*Task prompt*.
Below are the records; count how many of their lines carry "Prosper" and give only the number.

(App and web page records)
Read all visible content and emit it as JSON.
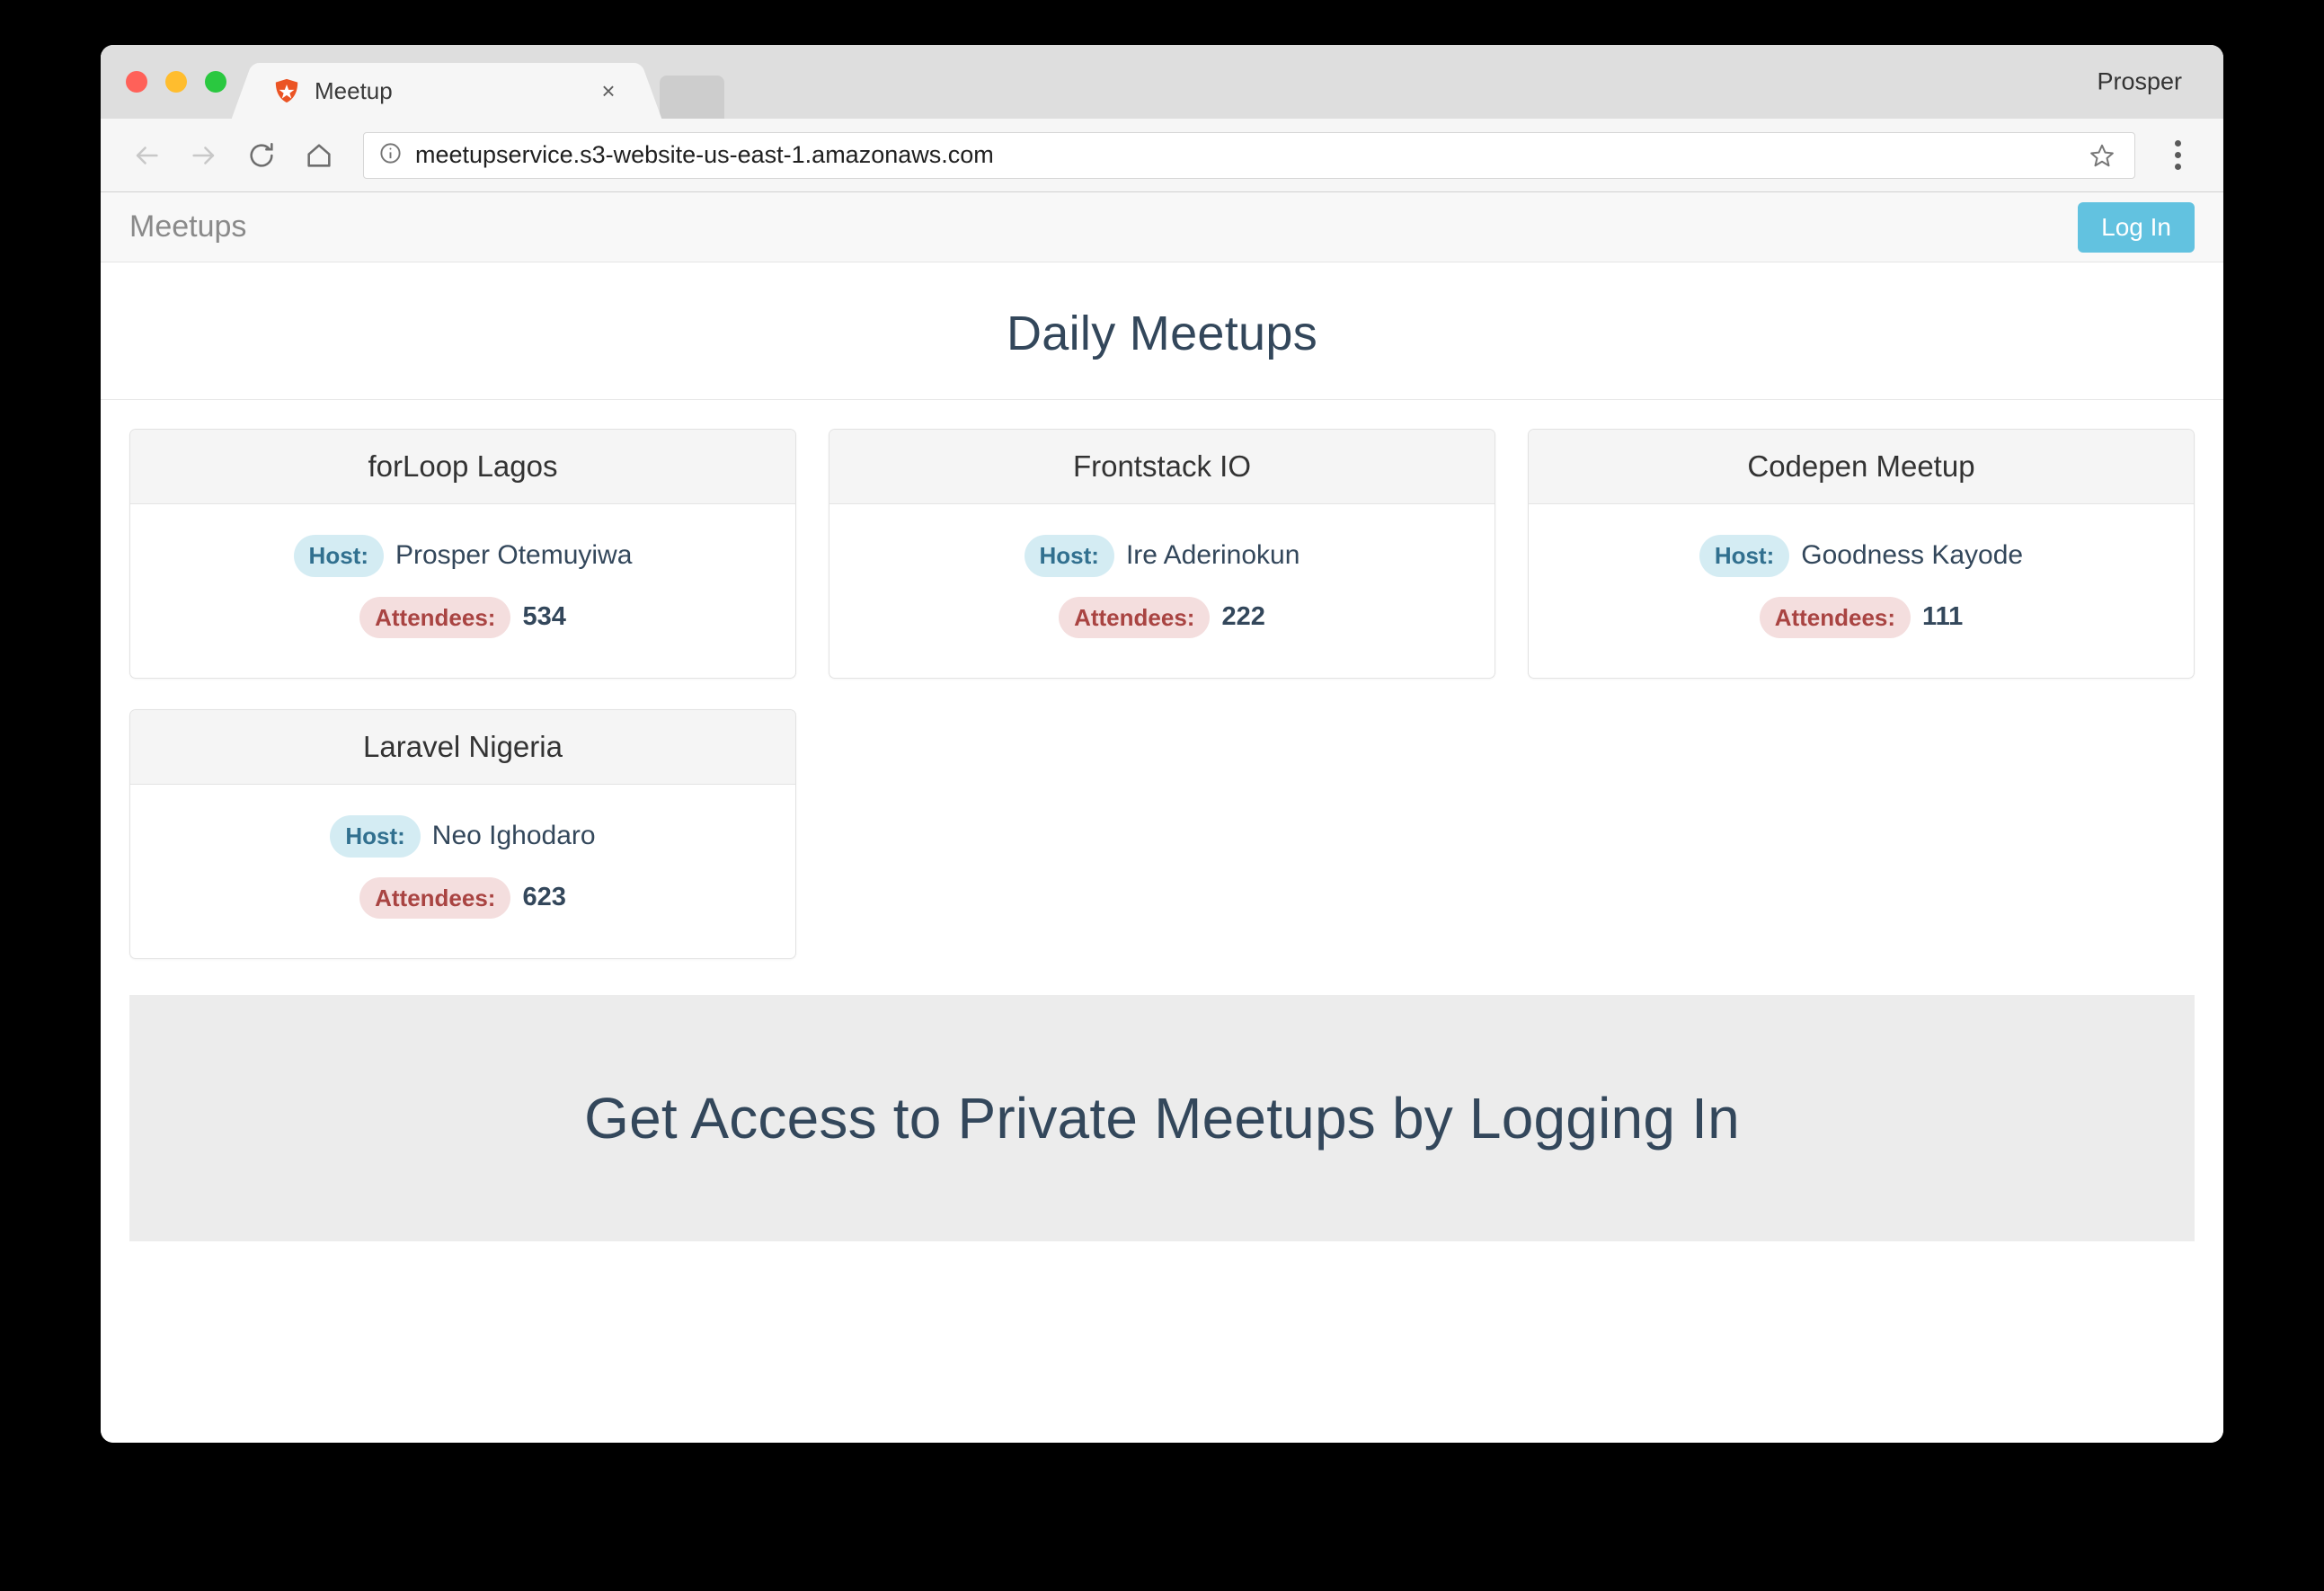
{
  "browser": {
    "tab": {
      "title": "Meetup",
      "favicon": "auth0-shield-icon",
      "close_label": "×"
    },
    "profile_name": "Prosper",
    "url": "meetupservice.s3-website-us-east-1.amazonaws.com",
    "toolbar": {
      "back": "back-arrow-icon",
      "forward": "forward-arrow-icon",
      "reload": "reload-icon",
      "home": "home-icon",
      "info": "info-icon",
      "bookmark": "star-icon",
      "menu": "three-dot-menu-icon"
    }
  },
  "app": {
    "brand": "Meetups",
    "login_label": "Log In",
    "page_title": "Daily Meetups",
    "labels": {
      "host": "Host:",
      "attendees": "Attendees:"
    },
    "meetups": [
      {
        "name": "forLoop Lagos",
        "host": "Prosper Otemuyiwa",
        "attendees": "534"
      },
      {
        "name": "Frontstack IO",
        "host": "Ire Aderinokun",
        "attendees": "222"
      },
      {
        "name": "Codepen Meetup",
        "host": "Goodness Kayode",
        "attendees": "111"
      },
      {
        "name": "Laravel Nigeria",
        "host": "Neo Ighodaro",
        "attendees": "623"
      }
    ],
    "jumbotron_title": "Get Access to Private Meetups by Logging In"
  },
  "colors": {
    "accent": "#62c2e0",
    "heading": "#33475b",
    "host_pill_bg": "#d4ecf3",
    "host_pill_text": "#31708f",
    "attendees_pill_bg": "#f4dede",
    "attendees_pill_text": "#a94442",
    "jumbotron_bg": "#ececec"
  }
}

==

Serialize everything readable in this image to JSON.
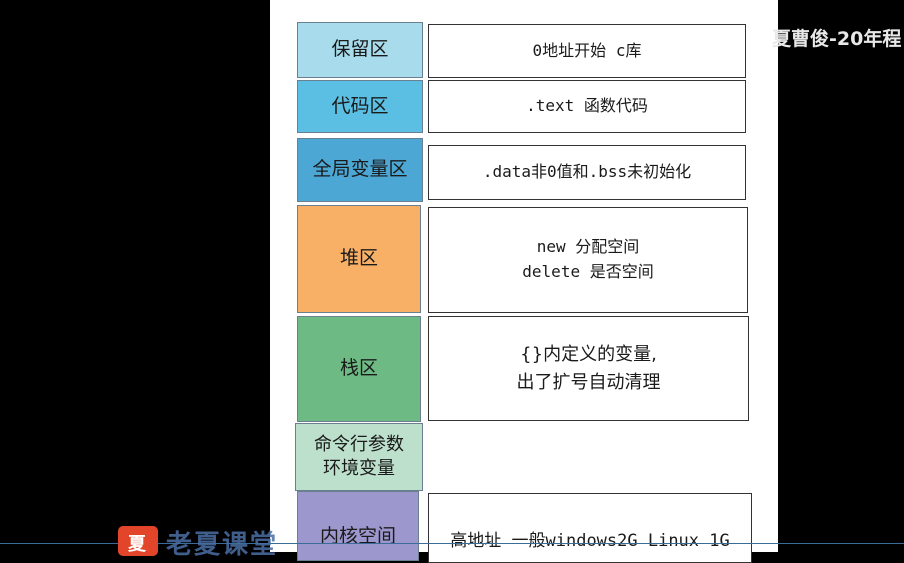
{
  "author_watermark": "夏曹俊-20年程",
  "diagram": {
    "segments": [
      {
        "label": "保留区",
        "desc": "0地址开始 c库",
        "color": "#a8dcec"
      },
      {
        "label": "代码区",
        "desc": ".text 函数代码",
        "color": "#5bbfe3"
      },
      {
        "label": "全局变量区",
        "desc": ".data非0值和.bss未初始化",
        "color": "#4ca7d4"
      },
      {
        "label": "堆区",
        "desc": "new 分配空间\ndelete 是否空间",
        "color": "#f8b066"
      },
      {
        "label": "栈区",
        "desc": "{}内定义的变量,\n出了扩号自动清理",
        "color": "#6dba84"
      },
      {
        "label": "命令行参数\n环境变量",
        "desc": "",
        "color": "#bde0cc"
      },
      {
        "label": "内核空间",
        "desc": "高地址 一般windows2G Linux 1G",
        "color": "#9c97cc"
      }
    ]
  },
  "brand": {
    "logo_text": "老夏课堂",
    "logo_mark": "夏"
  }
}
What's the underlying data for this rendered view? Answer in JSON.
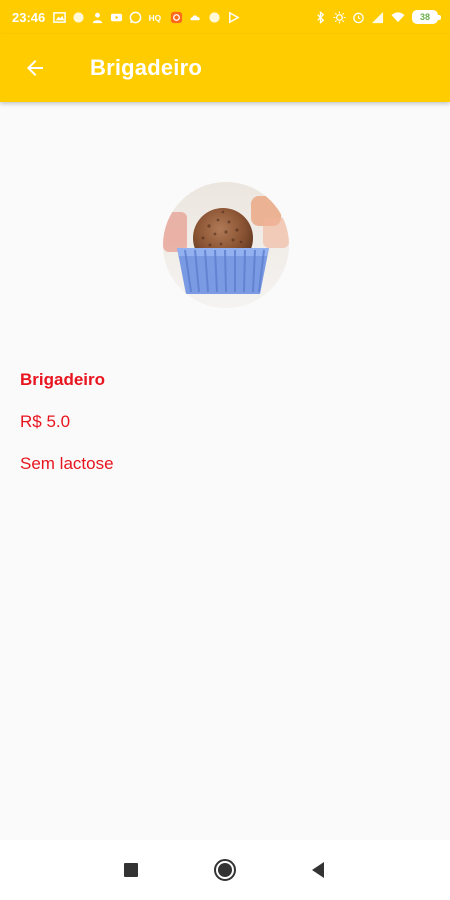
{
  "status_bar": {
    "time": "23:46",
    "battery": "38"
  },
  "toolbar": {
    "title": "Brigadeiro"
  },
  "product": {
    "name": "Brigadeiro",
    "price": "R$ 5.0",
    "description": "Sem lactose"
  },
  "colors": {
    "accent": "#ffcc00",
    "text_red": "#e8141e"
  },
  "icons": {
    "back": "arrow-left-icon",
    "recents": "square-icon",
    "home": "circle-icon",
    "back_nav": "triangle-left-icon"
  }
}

*Response area*.
2